Your goal: For this exercise, write out each entry below exactly, omitting the images.

*****

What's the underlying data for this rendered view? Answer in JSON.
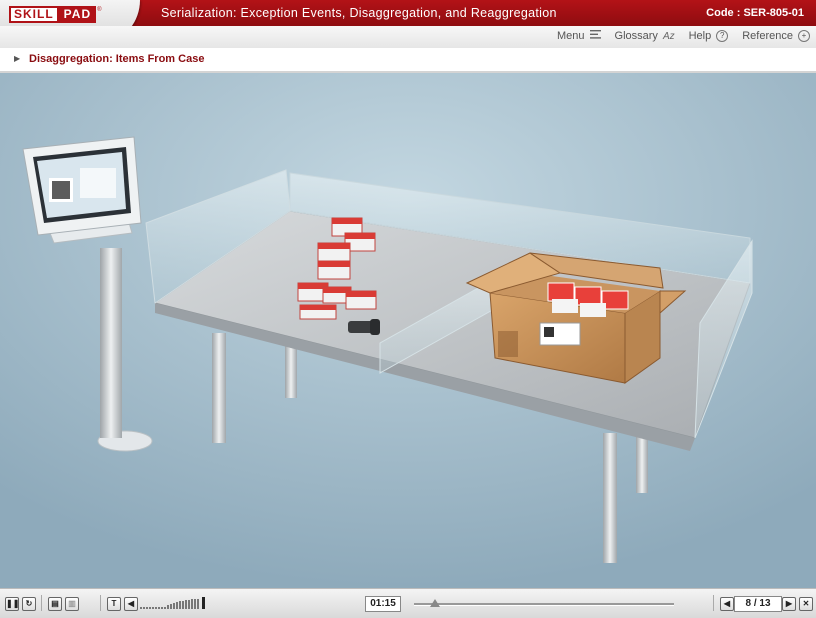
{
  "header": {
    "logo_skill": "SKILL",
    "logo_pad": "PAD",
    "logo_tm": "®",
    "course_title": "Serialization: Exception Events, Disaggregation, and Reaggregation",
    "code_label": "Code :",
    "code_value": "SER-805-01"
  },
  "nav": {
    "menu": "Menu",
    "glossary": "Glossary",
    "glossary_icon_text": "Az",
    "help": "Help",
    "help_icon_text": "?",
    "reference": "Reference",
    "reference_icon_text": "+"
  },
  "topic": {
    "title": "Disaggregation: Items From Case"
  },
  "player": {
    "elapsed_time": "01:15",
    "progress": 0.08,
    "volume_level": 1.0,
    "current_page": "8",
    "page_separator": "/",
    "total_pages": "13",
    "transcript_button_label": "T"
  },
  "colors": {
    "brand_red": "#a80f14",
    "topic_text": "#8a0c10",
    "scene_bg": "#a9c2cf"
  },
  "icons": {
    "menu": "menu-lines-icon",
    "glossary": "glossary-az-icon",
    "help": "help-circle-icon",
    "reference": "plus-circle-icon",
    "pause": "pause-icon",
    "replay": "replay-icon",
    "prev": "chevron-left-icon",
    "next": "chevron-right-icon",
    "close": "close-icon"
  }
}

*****

Result for this exercise:
What's the underlying data for this rendered view? Answer in JSON.
{
  "header": {
    "logo_skill": "SKILL",
    "logo_pad": "PAD",
    "logo_tm": "®",
    "course_title": "Serialization: Exception Events, Disaggregation, and Reaggregation",
    "code_label": "Code :",
    "code_value": "SER-805-01"
  },
  "nav": {
    "menu": "Menu",
    "glossary": "Glossary",
    "glossary_icon_text": "Az",
    "help": "Help",
    "help_icon_text": "?",
    "reference": "Reference",
    "reference_icon_text": "+"
  },
  "topic": {
    "title": "Disaggregation: Items From Case"
  },
  "player": {
    "elapsed_time": "01:15",
    "progress": 0.08,
    "volume_level": 1.0,
    "current_page": "8",
    "page_separator": "/",
    "total_pages": "13",
    "transcript_button_label": "T"
  },
  "colors": {
    "brand_red": "#a80f14",
    "topic_text": "#8a0c10",
    "scene_bg": "#a9c2cf"
  },
  "icons": {
    "menu": "menu-lines-icon",
    "glossary": "glossary-az-icon",
    "help": "help-circle-icon",
    "reference": "plus-circle-icon",
    "pause": "pause-icon",
    "replay": "replay-icon",
    "prev": "chevron-left-icon",
    "next": "chevron-right-icon",
    "close": "close-icon"
  }
}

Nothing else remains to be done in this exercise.